• [Work required]:
All lines holding the word "Brigue" are to be copied from the records beneath.

• [Available records]:
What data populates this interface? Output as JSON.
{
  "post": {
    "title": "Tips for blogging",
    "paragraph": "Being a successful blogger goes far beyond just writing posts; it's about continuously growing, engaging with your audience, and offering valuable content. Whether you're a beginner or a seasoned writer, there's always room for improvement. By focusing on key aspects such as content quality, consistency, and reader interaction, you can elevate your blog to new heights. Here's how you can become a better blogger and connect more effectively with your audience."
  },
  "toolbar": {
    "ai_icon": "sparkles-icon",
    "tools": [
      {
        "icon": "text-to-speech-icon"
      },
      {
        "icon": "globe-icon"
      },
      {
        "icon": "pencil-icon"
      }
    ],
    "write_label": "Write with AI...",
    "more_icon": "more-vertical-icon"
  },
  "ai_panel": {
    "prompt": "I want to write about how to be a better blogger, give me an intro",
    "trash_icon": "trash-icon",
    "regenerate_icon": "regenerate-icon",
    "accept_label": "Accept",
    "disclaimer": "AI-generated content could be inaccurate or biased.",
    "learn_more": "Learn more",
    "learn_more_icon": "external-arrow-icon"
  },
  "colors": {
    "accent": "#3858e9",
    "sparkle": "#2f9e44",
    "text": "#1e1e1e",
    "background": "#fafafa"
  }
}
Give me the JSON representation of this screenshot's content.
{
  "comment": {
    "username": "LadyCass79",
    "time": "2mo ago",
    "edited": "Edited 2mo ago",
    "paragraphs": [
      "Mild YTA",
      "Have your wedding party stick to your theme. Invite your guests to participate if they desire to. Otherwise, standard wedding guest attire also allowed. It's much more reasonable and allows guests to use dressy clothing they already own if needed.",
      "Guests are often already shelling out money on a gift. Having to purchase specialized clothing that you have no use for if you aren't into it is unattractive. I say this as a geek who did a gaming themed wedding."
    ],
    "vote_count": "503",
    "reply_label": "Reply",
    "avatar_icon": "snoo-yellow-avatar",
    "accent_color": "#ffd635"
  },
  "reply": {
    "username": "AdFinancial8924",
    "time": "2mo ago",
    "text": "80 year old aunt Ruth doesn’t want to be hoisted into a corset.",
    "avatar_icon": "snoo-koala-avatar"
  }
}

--

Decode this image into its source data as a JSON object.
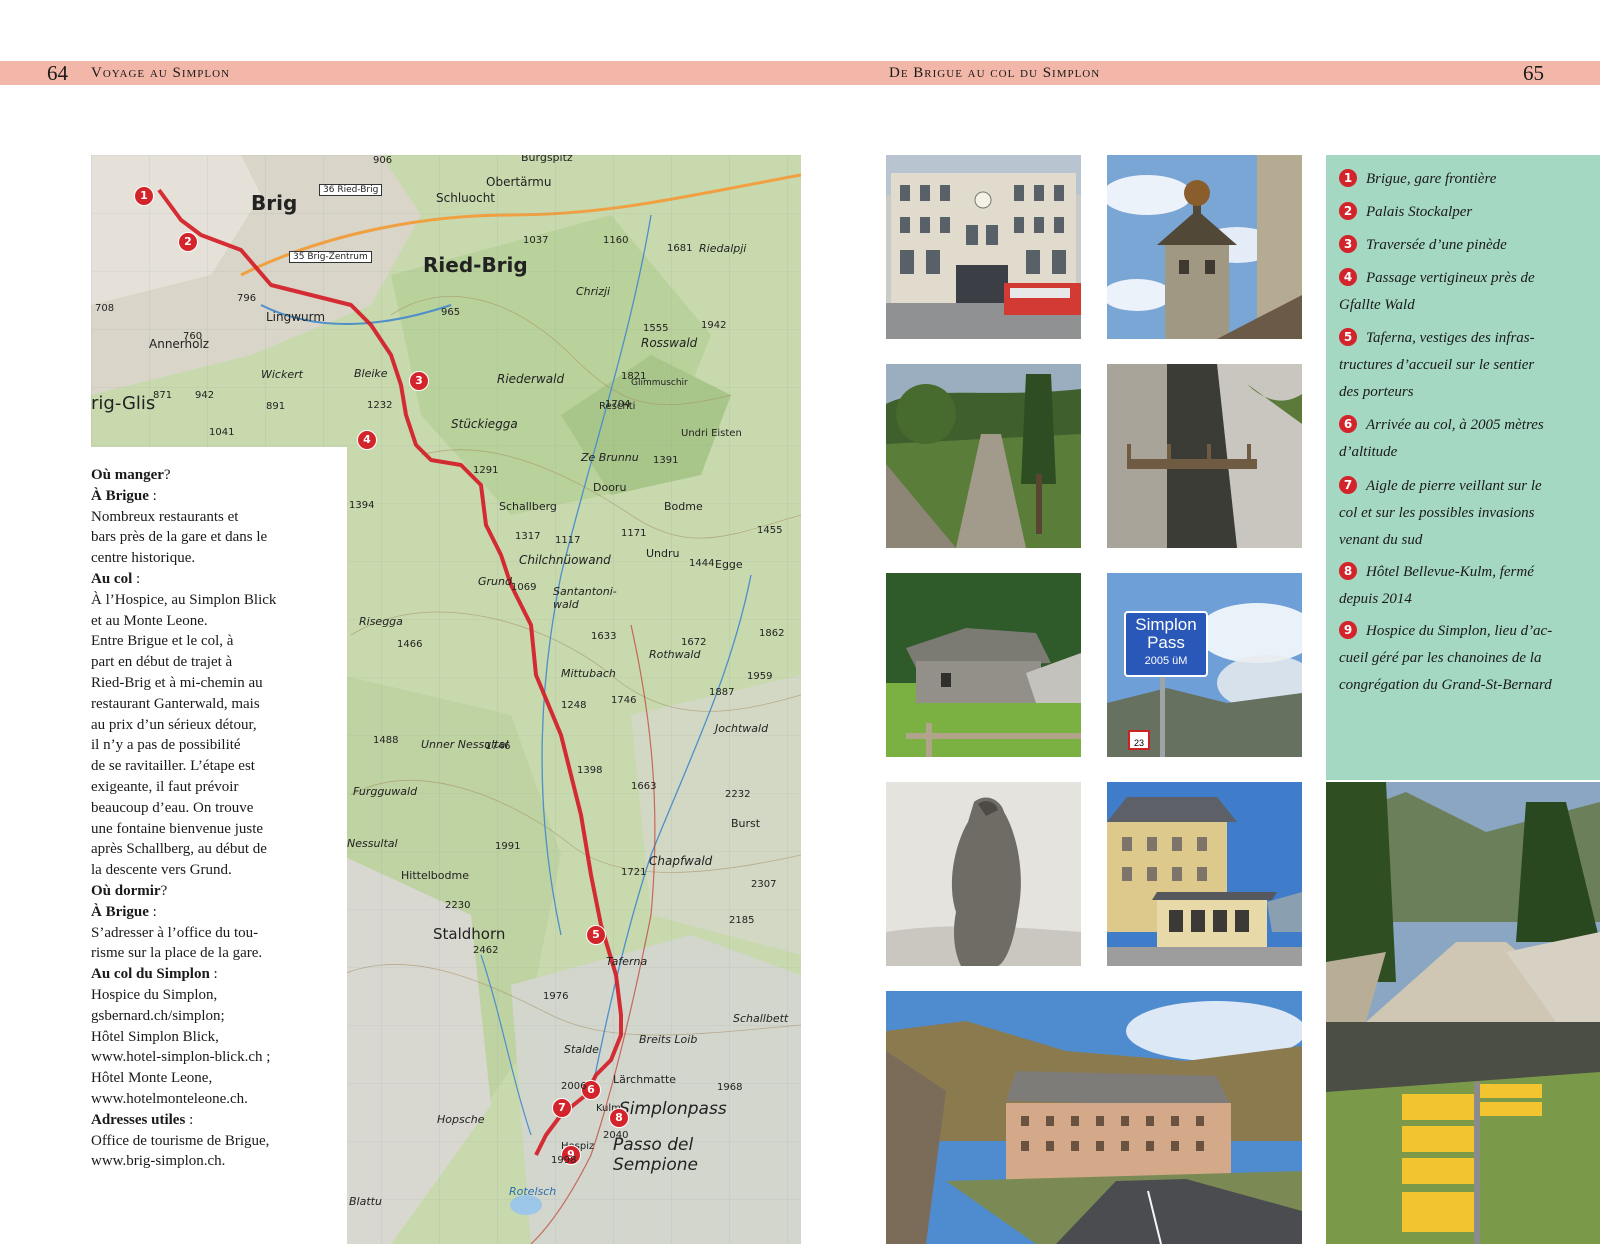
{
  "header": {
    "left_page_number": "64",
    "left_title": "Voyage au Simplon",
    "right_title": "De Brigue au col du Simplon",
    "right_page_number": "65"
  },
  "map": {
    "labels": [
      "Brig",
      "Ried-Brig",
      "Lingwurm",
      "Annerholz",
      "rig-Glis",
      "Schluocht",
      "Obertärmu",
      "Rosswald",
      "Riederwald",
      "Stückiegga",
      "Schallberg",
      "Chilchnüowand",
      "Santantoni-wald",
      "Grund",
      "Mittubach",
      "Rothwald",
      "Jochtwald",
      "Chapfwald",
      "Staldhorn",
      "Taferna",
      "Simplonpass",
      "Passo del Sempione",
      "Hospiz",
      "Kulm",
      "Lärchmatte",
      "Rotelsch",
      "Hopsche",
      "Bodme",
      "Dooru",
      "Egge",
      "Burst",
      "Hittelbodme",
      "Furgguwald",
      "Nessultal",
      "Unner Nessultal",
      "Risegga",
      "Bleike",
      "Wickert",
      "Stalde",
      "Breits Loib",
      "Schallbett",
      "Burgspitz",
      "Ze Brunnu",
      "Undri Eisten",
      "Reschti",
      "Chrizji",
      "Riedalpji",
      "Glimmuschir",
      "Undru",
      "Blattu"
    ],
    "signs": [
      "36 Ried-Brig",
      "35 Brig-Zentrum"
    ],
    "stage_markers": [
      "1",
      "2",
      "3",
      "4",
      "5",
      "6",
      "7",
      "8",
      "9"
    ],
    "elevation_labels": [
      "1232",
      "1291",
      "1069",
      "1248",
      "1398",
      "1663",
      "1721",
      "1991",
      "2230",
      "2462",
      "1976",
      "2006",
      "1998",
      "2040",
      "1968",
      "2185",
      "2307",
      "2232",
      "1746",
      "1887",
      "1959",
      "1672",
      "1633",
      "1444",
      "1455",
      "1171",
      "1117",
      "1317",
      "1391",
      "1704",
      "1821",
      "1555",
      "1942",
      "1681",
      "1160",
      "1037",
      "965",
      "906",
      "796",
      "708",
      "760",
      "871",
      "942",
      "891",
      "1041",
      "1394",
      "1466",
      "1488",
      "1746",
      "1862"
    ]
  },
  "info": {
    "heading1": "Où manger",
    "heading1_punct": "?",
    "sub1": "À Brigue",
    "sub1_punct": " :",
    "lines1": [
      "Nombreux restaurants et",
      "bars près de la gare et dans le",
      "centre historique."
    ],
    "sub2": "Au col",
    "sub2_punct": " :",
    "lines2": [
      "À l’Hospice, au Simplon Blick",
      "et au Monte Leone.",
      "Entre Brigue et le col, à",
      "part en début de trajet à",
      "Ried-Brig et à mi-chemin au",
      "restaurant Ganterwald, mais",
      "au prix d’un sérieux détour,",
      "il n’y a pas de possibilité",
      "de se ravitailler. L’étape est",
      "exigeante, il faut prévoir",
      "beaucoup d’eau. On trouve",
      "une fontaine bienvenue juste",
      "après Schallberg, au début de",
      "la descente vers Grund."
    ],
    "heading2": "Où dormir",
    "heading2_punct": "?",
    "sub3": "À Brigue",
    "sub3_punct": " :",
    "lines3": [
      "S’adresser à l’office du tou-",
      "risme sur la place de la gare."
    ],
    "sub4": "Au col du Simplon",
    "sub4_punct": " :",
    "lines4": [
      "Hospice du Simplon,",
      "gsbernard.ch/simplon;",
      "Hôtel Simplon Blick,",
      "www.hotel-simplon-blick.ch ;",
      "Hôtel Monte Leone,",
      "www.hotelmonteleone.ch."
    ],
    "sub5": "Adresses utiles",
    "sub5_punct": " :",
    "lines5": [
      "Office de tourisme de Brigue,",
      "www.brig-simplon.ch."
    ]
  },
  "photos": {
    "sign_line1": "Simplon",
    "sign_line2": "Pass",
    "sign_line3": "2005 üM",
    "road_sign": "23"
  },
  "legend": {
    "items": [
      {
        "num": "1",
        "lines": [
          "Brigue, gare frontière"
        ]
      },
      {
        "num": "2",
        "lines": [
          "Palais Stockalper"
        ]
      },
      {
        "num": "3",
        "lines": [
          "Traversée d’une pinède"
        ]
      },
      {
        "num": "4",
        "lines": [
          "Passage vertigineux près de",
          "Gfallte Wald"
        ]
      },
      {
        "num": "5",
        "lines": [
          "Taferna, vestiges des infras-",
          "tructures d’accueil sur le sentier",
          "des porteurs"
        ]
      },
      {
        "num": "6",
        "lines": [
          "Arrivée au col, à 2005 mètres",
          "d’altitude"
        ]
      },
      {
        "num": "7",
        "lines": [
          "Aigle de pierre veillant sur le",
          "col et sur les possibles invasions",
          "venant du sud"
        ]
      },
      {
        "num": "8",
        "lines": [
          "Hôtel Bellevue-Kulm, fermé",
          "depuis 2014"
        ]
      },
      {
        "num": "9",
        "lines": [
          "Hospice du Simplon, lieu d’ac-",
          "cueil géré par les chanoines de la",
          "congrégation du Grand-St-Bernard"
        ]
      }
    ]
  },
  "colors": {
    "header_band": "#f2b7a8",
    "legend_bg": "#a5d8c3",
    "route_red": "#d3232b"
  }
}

• [Answer to this exercise]:
    "right_title": "De Brigue au col du Simplon",
    "sub1": "À Brigue",
      "Entre Brigue et le col, à",
    "sub3": "À Brigue",
      "Office de tourisme de Brigue,",
          "Brigue, gare frontière"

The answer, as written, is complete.